In fact, it is one of the top 100 apps on Flathub with over 200k downloads. If I'm correct to assume that the Joplin statistics page doesn't include Flathub downloads, that still means that at least a quarter of Linux users use Joplin through Flathub. That percentage could also be drastically higher as Github likely calculates each update install as a separate number while Flathub doesn't. That, I believe, is a significant number since neither the main page nor most of the coverage suggesting Joplin, even directly link to Flathub. The manifests that are required to publish there are said to have been made more accessible since the first discussion on the topic here as well.
Therefore, I wanted to ask you to reconsider officially supporting flatpaks as a means of installation. Additionally perhaps pointing users there and/or possibly ensuring the package quality. I realize that there is a community port thanks to catsout but Flathub seems to deserve more attention. A supported and advertised flatpak version could benefit both the Joplin ecosystem and theirs as fellow GPL projects.
I understand that this is a F(L)OSS project with limited resources so please don't take this as a demand.
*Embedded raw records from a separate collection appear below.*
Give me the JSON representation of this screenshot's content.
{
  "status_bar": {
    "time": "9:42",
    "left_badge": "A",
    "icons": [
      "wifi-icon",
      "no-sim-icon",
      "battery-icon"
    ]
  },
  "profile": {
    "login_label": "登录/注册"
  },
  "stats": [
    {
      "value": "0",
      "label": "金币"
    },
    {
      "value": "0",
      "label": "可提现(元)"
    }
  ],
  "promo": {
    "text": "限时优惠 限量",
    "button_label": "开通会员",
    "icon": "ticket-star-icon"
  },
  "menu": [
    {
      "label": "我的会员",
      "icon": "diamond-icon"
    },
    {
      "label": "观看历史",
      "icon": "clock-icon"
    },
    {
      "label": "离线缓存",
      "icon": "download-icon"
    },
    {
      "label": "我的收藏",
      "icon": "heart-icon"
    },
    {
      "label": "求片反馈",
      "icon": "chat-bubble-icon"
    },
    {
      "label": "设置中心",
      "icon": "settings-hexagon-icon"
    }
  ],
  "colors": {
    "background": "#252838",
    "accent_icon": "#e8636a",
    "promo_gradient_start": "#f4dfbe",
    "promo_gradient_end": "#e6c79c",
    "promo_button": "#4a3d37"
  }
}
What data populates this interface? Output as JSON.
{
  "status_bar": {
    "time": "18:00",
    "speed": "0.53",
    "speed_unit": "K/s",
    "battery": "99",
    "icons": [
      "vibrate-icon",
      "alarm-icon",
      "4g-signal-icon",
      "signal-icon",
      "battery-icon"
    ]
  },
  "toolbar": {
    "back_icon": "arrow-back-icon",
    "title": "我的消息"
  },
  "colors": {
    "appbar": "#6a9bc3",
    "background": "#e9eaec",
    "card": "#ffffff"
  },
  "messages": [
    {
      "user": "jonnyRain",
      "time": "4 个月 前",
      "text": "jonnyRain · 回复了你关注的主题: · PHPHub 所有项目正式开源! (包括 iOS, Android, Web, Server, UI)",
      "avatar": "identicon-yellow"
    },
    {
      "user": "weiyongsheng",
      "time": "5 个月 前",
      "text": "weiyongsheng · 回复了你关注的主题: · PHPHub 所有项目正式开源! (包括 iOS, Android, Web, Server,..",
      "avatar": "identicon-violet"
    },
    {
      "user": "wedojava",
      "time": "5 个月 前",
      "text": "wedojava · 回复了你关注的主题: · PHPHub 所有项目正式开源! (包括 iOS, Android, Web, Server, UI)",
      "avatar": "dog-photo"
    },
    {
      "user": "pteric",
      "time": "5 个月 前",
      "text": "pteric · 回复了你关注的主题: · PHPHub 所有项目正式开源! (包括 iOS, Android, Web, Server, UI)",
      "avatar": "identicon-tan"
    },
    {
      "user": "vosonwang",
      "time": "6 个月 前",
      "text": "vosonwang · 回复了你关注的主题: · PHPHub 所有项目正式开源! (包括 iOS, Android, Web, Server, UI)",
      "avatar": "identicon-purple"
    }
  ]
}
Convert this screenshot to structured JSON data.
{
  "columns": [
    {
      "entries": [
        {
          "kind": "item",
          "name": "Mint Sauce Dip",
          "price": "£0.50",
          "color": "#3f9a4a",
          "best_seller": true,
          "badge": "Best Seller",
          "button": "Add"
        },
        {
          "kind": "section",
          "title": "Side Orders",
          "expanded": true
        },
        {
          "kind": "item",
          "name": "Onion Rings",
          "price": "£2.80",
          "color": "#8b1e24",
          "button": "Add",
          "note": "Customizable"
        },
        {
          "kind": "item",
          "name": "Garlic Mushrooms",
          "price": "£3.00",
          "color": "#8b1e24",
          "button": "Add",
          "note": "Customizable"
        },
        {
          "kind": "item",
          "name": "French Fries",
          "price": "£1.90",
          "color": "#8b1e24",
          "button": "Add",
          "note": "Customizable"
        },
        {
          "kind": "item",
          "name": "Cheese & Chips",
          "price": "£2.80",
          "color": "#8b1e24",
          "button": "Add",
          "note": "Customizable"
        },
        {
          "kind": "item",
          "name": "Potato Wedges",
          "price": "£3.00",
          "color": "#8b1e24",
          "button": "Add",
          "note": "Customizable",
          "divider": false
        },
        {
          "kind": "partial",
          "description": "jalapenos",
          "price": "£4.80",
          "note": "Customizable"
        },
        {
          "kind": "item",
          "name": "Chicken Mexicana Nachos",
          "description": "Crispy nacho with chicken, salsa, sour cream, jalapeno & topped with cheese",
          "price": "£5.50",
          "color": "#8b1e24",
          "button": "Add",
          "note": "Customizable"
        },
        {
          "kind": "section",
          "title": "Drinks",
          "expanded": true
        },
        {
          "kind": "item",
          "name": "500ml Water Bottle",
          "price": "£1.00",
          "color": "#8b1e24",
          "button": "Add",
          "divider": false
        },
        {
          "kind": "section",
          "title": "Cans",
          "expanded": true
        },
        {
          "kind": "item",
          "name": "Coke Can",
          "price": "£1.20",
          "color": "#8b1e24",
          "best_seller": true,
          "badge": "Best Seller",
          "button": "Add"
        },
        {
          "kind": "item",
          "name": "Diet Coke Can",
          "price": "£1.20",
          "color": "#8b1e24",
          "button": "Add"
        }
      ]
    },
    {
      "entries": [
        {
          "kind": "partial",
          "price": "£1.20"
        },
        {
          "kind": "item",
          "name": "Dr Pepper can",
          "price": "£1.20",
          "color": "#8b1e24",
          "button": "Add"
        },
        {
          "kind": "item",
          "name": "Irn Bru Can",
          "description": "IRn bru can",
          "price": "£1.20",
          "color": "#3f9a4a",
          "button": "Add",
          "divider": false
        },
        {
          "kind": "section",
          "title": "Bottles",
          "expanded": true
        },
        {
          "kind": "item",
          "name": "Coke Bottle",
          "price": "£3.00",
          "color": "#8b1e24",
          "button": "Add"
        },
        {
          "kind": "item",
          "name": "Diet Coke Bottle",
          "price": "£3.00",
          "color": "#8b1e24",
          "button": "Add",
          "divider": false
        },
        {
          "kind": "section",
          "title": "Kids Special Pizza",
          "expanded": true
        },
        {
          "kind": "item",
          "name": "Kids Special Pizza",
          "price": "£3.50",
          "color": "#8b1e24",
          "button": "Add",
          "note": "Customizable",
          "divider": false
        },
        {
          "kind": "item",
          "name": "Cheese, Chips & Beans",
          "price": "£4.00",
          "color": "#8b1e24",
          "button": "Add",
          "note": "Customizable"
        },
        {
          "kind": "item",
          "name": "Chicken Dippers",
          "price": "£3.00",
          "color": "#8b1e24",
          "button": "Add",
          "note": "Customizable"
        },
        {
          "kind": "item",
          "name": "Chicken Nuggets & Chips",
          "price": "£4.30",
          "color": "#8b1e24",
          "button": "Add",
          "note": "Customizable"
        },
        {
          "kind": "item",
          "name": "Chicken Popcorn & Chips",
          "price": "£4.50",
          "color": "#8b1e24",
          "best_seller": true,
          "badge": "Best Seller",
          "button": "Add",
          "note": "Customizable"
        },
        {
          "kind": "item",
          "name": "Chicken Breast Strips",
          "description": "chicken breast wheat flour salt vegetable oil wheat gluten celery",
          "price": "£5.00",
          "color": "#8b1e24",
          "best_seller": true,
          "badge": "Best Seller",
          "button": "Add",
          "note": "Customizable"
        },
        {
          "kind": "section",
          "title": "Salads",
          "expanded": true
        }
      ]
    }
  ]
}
I just wanted to point out that Joplin could benefit from better utilizing its and Flathub's increasing popularity.
Note: I can't mention catsout because I'm a new user.
I've got no evidence to back it up but this is probably quite likely due to the various "stores" on popular distros.For example on Linux Mint or Fedora, if you type Joplin then you get the flatpak come up (and I imagine on Ubuntu it is the same but brings up the snap).
Appimages don't really have a proper and universally recognised "package manager" (quoted because I know thats not really the point of appimages) that is found as a source on these various store apps.
We don't officially support it because it's a lot of work, and the unofficial one seems to work well so why would we change that?
That's actually a good example of open source working as it should, with skilled enthusiasts doing work that helps maintainers (mostly me) focus on other things. I'm grateful that I don't have to maintain the Homebrew, Snap, Flathub, Chocolatey, F-Droid and many other such popular packages because it's already done so well by independent developers.